Photo of forest fire and elk in creek reflected in water | 2018-08

Suppressing every fire can lead to catastrophic forest fires later, says Disaster and Emergency Prof

 

Photo of Prof Eric Kennedy

York University’s Disaster and Emergency Management Professor Eric Kennedy spoke with Anna Brooks from Popular Science for an article entitled “How parched states like California fight wildfires.

“It’s easy to think of fighting fires by getting out a hose and spraying water on it, but that’s not how it works,” said Kennedy.

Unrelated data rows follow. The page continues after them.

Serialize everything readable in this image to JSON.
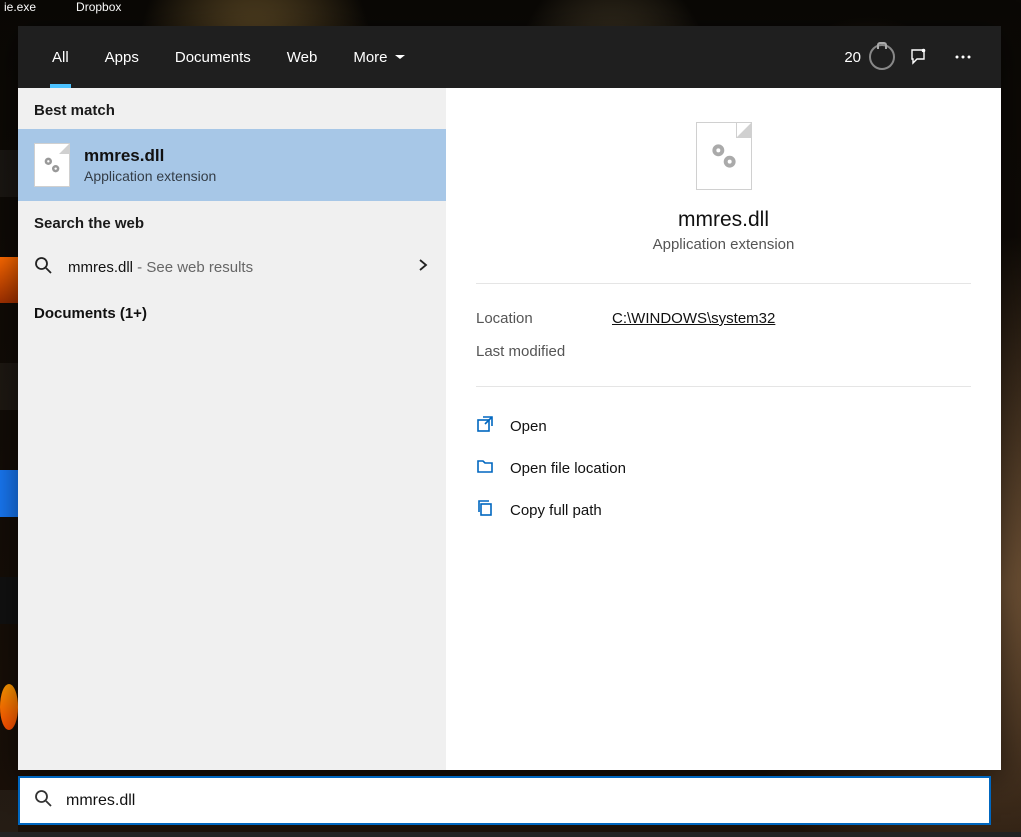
{
  "desktop": {
    "top_labels": [
      "ie.exe",
      "Dropbox"
    ]
  },
  "header": {
    "tabs": [
      {
        "label": "All",
        "active": true
      },
      {
        "label": "Apps"
      },
      {
        "label": "Documents"
      },
      {
        "label": "Web"
      },
      {
        "label": "More"
      }
    ],
    "rewards_points": "20"
  },
  "results": {
    "best_match_label": "Best match",
    "best_match": {
      "title": "mmres.dll",
      "subtitle": "Application extension"
    },
    "search_web_label": "Search the web",
    "web_row": {
      "query": "mmres.dll",
      "hint": " - See web results"
    },
    "documents_label": "Documents (1+)"
  },
  "preview": {
    "title": "mmres.dll",
    "subtitle": "Application extension",
    "meta": {
      "location_key": "Location",
      "location_val": "C:\\WINDOWS\\system32",
      "modified_key": "Last modified",
      "modified_val": ""
    },
    "actions": {
      "open": "Open",
      "open_loc": "Open file location",
      "copy_path": "Copy full path"
    }
  },
  "search": {
    "value": "mmres.dll"
  }
}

Predicting when a fire will spark or how rapid it will spread is very difficult. Disaster experts, such as Kennedy, believe that the best course of action is to fight the fire before it starts. He recommends cutting down or clearing out trees that are close to houses to protect residences, as well as removing dry and dead trees.  Cutting down trees, however, has its downsides such as the destruction of natural habitats crucial to certain plants and animals.

“Fire is as natural as anything else on Earth—it will always be part of ecosystems,” said Kennedy. “The lesson fire management agencies have learned over the past several decades is that by suppressing every fire, you create really high fuel loads that raise the potential for catastrophe down the road.”

Read the full article in Popular Science.